The second thing you need to do is set boundaries. Sometimes it can be hard to be assertive about your time, but if your loved one is making demands on your time to go and get high, then you need to learn to say no. This is one of the hardest parts of being around an addict, and being in a close relationship with one. Learn when and how to take your time back and draw the line at what is unacceptable. Keep your own life as balanced as possible—see your friends, do well in your job and keep your hobbies. This isn’t your illness: it’s theirs.
The third thing that you need to grasp when you’re living with an addict in your life is how to differentiate between helping them and enabling them. Many people get into situations they convince themselves are of benefit to the addict—that it’s preventing them from getting them into a worse situation. These can range from driving them to their dealer and giving them money to letting them stay in your home. You need to understand that these are enabling behaviors and figure out how to stop them. This can be heartbreaking, but the reality is that if you’re uncomfortable about anything you’re doing, then you need to draw a line and explain to them that you can’t help them anymore.
After Rehab – Helping Someone Stay Clean
When an addict gets clean, it can be like they’re learning how to do everything all over again. In order to support your loved one, you can offer a healthy environment and support new hobbies, taking part in activities with them that don’t include drugs or alcohol.
The changes inside their mind can be overwhelming, though, and for many, this new reality can be too much to take—up to 85% of people relapse after getting clean.

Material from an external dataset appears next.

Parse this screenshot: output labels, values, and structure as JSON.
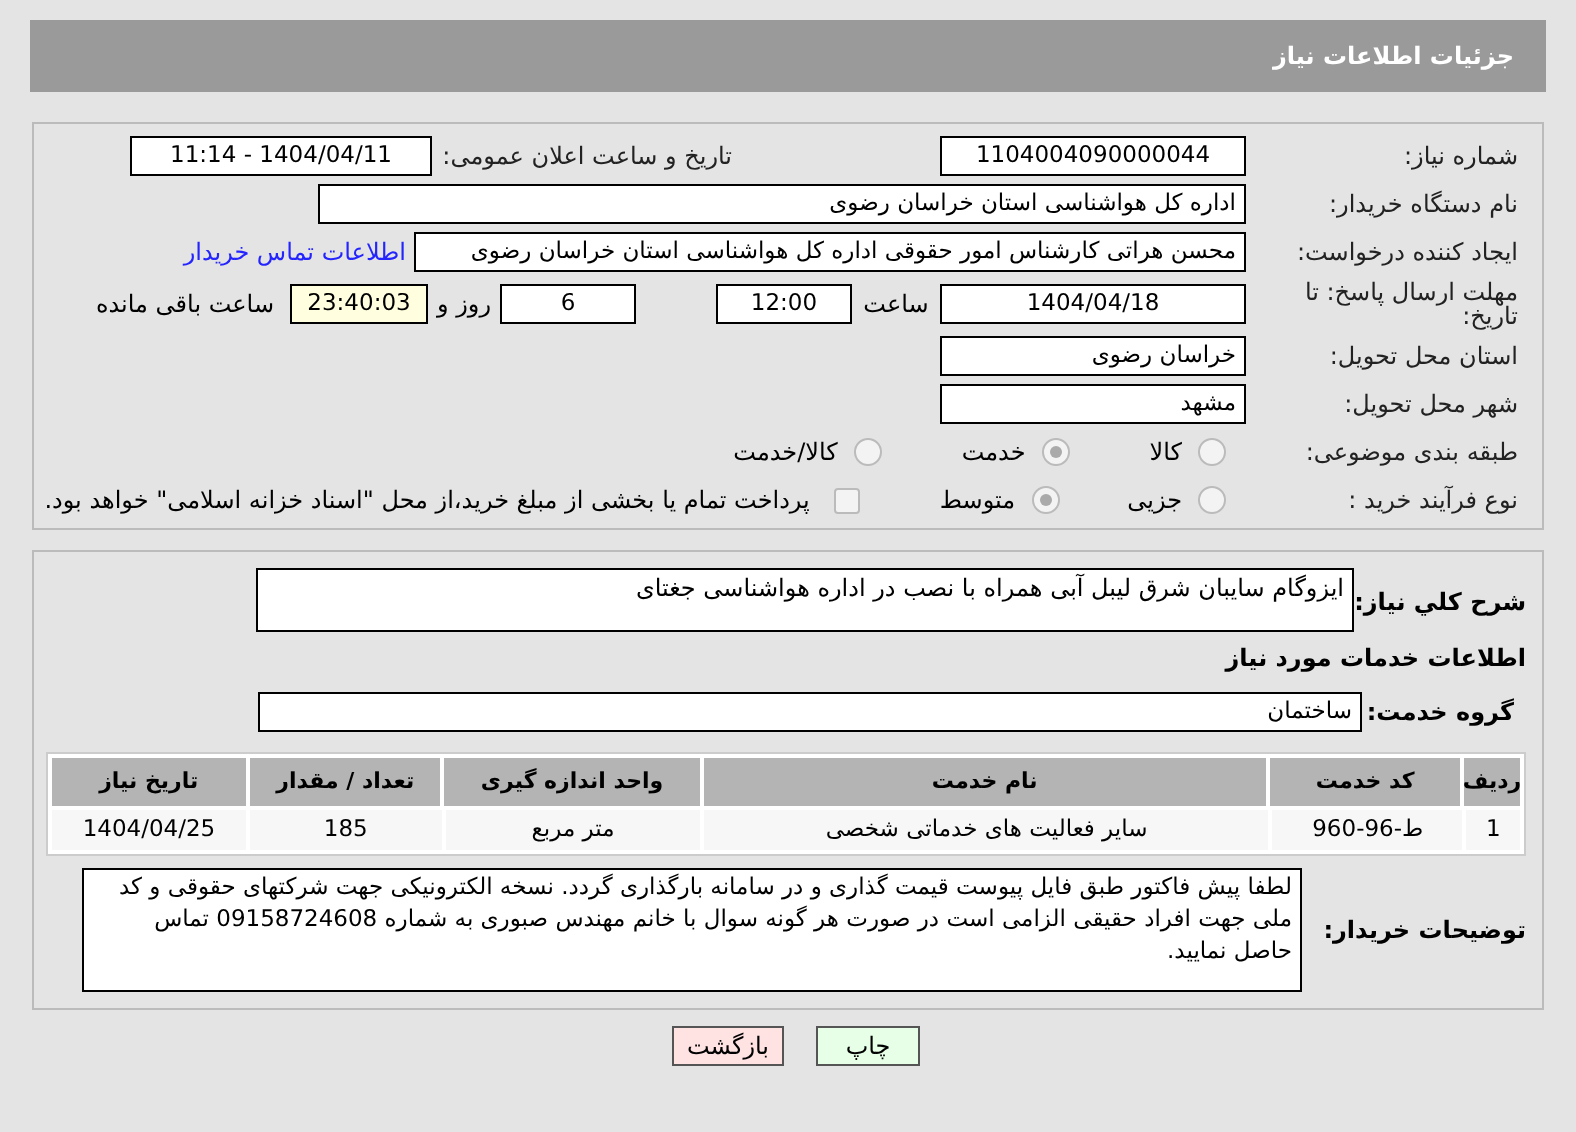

If you asked yourself, “has my loved one relapsed?” the important thing is to have an honest conversation with them and let them know that they still have your love and support. You may feel disappointed and upset but it’s important to understand that this is also part of the process, and it doesn’t mean they’ve failed.
Loving an addict is certainly not something any of us ask to do, but there is plenty of support out there and people who are going through the same thing. Don’t be afraid to ask for help or seek a local support group if you sometimes feel like it’s too much.